TASK PROMPT:
Every record must be retyped exactly as it reads.
[EXTRACTED MATERIAL — start]
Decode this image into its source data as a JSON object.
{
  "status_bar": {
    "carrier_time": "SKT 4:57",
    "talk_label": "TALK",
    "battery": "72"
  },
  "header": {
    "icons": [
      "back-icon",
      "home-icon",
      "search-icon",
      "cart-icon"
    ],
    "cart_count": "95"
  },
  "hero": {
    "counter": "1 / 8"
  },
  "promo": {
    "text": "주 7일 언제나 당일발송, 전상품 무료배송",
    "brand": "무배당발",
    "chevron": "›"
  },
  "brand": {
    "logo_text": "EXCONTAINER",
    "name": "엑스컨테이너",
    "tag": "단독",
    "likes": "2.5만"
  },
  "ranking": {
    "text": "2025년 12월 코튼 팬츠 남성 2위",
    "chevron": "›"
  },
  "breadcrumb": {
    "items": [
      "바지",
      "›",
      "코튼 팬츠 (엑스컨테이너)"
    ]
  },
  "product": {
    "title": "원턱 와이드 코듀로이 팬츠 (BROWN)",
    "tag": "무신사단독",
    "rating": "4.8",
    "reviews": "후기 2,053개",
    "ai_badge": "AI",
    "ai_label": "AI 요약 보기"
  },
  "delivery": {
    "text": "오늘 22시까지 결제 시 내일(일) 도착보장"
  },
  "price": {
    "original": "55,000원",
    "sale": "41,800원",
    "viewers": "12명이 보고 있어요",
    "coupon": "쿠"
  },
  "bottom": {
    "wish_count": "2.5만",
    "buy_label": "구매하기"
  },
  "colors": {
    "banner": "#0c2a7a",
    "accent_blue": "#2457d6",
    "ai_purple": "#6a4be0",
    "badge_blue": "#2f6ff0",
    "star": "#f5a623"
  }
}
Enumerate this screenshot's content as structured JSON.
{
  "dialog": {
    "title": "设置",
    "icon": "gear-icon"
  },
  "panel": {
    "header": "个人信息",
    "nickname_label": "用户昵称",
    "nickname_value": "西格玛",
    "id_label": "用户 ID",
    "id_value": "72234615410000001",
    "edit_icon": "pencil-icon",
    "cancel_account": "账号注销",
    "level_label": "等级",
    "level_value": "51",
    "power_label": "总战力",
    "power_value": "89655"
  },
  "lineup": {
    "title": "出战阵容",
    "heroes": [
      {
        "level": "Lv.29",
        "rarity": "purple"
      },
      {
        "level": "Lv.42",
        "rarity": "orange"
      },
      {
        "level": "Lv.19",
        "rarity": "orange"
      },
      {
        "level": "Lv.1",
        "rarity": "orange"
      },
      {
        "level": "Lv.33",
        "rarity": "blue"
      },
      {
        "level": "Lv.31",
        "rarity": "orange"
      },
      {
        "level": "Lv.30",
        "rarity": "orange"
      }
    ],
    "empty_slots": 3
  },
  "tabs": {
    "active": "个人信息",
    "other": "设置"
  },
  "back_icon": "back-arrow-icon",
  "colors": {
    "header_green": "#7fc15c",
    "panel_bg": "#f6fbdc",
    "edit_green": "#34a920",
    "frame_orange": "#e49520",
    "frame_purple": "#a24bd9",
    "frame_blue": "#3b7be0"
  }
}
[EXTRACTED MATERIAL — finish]
THE ANSWER:
Decode this image into its source data as a JSON object.
{
  "status_bar": {
    "carrier_time": "SKT 4:57",
    "talk_label": "TALK",
    "battery": "72"
  },
  "header": {
    "icons": [
      "back-icon",
      "home-icon",
      "search-icon",
      "cart-icon"
    ],
    "cart_count": "95"
  },
  "hero": {
    "counter": "1 / 8"
  },
  "promo": {
    "text": "주 7일 언제나 당일발송, 전상품 무료배송",
    "brand": "무배당발",
    "chevron": "›"
  },
  "brand": {
    "logo_text": "EXCONTAINER",
    "name": "엑스컨테이너",
    "tag": "단독",
    "likes": "2.5만"
  },
  "ranking": {
    "text": "2025년 12월 코튼 팬츠 남성 2위",
    "chevron": "›"
  },
  "breadcrumb": {
    "items": [
      "바지",
      "›",
      "코튼 팬츠 (엑스컨테이너)"
    ]
  },
  "product": {
    "title": "원턱 와이드 코듀로이 팬츠 (BROWN)",
    "tag": "무신사단독",
    "rating": "4.8",
    "reviews": "후기 2,053개",
    "ai_badge": "AI",
    "ai_label": "AI 요약 보기"
  },
  "delivery": {
    "text": "오늘 22시까지 결제 시 내일(일) 도착보장"
  },
  "price": {
    "original": "55,000원",
    "sale": "41,800원",
    "viewers": "12명이 보고 있어요",
    "coupon": "쿠"
  },
  "bottom": {
    "wish_count": "2.5만",
    "buy_label": "구매하기"
  },
  "colors": {
    "banner": "#0c2a7a",
    "accent_blue": "#2457d6",
    "ai_purple": "#6a4be0",
    "badge_blue": "#2f6ff0",
    "star": "#f5a623"
  }
}
Enumerate this screenshot's content as structured JSON.
{
  "dialog": {
    "title": "设置",
    "icon": "gear-icon"
  },
  "panel": {
    "header": "个人信息",
    "nickname_label": "用户昵称",
    "nickname_value": "西格玛",
    "id_label": "用户 ID",
    "id_value": "72234615410000001",
    "edit_icon": "pencil-icon",
    "cancel_account": "账号注销",
    "level_label": "等级",
    "level_value": "51",
    "power_label": "总战力",
    "power_value": "89655"
  },
  "lineup": {
    "title": "出战阵容",
    "heroes": [
      {
        "level": "Lv.29",
        "rarity": "purple"
      },
      {
        "level": "Lv.42",
        "rarity": "orange"
      },
      {
        "level": "Lv.19",
        "rarity": "orange"
      },
      {
        "level": "Lv.1",
        "rarity": "orange"
      },
      {
        "level": "Lv.33",
        "rarity": "blue"
      },
      {
        "level": "Lv.31",
        "rarity": "orange"
      },
      {
        "level": "Lv.30",
        "rarity": "orange"
      }
    ],
    "empty_slots": 3
  },
  "tabs": {
    "active": "个人信息",
    "other": "设置"
  },
  "back_icon": "back-arrow-icon",
  "colors": {
    "header_green": "#7fc15c",
    "panel_bg": "#f6fbdc",
    "edit_green": "#34a920",
    "frame_orange": "#e49520",
    "frame_purple": "#a24bd9",
    "frame_blue": "#3b7be0"
  }
}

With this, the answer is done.